## Work task
Pull every line holding the string "color" from the records below.

## Material supplied
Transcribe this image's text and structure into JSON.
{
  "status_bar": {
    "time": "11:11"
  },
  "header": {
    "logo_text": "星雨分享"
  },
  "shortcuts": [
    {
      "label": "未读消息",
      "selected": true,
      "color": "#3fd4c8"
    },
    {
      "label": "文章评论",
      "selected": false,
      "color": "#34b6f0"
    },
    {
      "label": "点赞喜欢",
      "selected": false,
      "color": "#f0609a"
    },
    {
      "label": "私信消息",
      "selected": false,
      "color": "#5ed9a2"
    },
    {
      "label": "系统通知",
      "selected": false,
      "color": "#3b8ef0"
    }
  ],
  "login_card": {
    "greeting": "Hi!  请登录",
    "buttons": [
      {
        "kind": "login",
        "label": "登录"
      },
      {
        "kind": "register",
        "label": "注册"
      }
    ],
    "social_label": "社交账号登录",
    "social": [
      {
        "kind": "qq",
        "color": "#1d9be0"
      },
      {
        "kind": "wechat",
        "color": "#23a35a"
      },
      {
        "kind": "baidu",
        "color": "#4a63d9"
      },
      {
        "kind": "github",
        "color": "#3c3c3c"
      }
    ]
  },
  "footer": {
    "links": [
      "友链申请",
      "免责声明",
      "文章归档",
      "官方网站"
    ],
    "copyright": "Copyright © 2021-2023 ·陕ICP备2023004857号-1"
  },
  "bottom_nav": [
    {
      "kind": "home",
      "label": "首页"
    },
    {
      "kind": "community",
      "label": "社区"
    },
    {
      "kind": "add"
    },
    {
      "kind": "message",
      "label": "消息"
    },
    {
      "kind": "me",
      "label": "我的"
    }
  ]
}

## Result of this exercise
      "color": "#3fd4c8"
      "color": "#34b6f0"
      "color": "#f0609a"
      "color": "#5ed9a2"
      "color": "#3b8ef0"
        "color": "#1d9be0"
        "color": "#23a35a"
        "color": "#4a63d9"
        "color": "#3c3c3c"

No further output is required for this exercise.